PROBLEM STATEMENT:
Could you write the entries out again, exactly as they are?

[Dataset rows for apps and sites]
================
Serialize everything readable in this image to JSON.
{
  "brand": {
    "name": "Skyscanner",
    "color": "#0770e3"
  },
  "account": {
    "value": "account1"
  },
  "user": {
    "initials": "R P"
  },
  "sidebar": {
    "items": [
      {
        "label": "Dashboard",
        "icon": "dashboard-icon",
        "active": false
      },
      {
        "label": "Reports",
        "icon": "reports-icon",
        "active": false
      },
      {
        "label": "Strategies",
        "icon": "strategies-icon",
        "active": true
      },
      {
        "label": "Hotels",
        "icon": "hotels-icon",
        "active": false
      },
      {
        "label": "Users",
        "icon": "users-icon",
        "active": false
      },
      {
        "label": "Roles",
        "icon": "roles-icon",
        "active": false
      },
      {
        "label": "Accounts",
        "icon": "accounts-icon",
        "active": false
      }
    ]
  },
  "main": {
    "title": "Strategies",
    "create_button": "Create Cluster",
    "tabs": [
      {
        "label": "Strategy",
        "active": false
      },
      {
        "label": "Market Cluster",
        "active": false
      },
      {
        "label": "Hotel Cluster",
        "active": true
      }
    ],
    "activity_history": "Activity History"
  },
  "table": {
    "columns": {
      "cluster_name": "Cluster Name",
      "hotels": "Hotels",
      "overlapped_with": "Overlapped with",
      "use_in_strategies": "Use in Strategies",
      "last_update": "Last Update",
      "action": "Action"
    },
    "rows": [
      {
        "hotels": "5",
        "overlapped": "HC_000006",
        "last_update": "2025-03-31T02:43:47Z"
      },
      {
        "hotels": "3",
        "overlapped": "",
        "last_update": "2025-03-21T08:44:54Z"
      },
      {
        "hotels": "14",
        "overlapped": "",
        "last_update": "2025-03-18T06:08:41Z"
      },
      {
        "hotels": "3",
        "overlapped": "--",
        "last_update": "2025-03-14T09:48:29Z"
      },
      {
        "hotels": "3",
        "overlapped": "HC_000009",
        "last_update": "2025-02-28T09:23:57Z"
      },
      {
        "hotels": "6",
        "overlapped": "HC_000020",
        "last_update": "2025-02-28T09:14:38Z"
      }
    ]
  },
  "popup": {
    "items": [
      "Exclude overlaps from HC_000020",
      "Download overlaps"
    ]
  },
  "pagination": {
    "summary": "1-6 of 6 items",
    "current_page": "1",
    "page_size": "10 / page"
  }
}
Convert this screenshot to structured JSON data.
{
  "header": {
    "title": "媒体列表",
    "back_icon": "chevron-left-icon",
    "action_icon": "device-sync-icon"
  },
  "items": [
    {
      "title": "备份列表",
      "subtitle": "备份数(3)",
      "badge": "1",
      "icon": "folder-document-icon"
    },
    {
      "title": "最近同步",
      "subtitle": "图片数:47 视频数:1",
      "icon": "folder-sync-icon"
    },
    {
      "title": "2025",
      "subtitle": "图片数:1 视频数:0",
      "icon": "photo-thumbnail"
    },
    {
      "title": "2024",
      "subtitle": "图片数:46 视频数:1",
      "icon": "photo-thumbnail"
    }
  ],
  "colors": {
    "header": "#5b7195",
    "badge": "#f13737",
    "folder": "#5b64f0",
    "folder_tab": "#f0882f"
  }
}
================
TASK OUTPUT:
Serialize everything readable in this image to JSON.
{
  "brand": {
    "name": "Skyscanner",
    "color": "#0770e3"
  },
  "account": {
    "value": "account1"
  },
  "user": {
    "initials": "R P"
  },
  "sidebar": {
    "items": [
      {
        "label": "Dashboard",
        "icon": "dashboard-icon",
        "active": false
      },
      {
        "label": "Reports",
        "icon": "reports-icon",
        "active": false
      },
      {
        "label": "Strategies",
        "icon": "strategies-icon",
        "active": true
      },
      {
        "label": "Hotels",
        "icon": "hotels-icon",
        "active": false
      },
      {
        "label": "Users",
        "icon": "users-icon",
        "active": false
      },
      {
        "label": "Roles",
        "icon": "roles-icon",
        "active": false
      },
      {
        "label": "Accounts",
        "icon": "accounts-icon",
        "active": false
      }
    ]
  },
  "main": {
    "title": "Strategies",
    "create_button": "Create Cluster",
    "tabs": [
      {
        "label": "Strategy",
        "active": false
      },
      {
        "label": "Market Cluster",
        "active": false
      },
      {
        "label": "Hotel Cluster",
        "active": true
      }
    ],
    "activity_history": "Activity History"
  },
  "table": {
    "columns": {
      "cluster_name": "Cluster Name",
      "hotels": "Hotels",
      "overlapped_with": "Overlapped with",
      "use_in_strategies": "Use in Strategies",
      "last_update": "Last Update",
      "action": "Action"
    },
    "rows": [
      {
        "hotels": "5",
        "overlapped": "HC_000006",
        "last_update": "2025-03-31T02:43:47Z"
      },
      {
        "hotels": "3",
        "overlapped": "",
        "last_update": "2025-03-21T08:44:54Z"
      },
      {
        "hotels": "14",
        "overlapped": "",
        "last_update": "2025-03-18T06:08:41Z"
      },
      {
        "hotels": "3",
        "overlapped": "--",
        "last_update": "2025-03-14T09:48:29Z"
      },
      {
        "hotels": "3",
        "overlapped": "HC_000009",
        "last_update": "2025-02-28T09:23:57Z"
      },
      {
        "hotels": "6",
        "overlapped": "HC_000020",
        "last_update": "2025-02-28T09:14:38Z"
      }
    ]
  },
  "popup": {
    "items": [
      "Exclude overlaps from HC_000020",
      "Download overlaps"
    ]
  },
  "pagination": {
    "summary": "1-6 of 6 items",
    "current_page": "1",
    "page_size": "10 / page"
  }
}
Convert this screenshot to structured JSON data.
{
  "header": {
    "title": "媒体列表",
    "back_icon": "chevron-left-icon",
    "action_icon": "device-sync-icon"
  },
  "items": [
    {
      "title": "备份列表",
      "subtitle": "备份数(3)",
      "badge": "1",
      "icon": "folder-document-icon"
    },
    {
      "title": "最近同步",
      "subtitle": "图片数:47 视频数:1",
      "icon": "folder-sync-icon"
    },
    {
      "title": "2025",
      "subtitle": "图片数:1 视频数:0",
      "icon": "photo-thumbnail"
    },
    {
      "title": "2024",
      "subtitle": "图片数:46 视频数:1",
      "icon": "photo-thumbnail"
    }
  ],
  "colors": {
    "header": "#5b7195",
    "badge": "#f13737",
    "folder": "#5b64f0",
    "folder_tab": "#f0882f"
  }
}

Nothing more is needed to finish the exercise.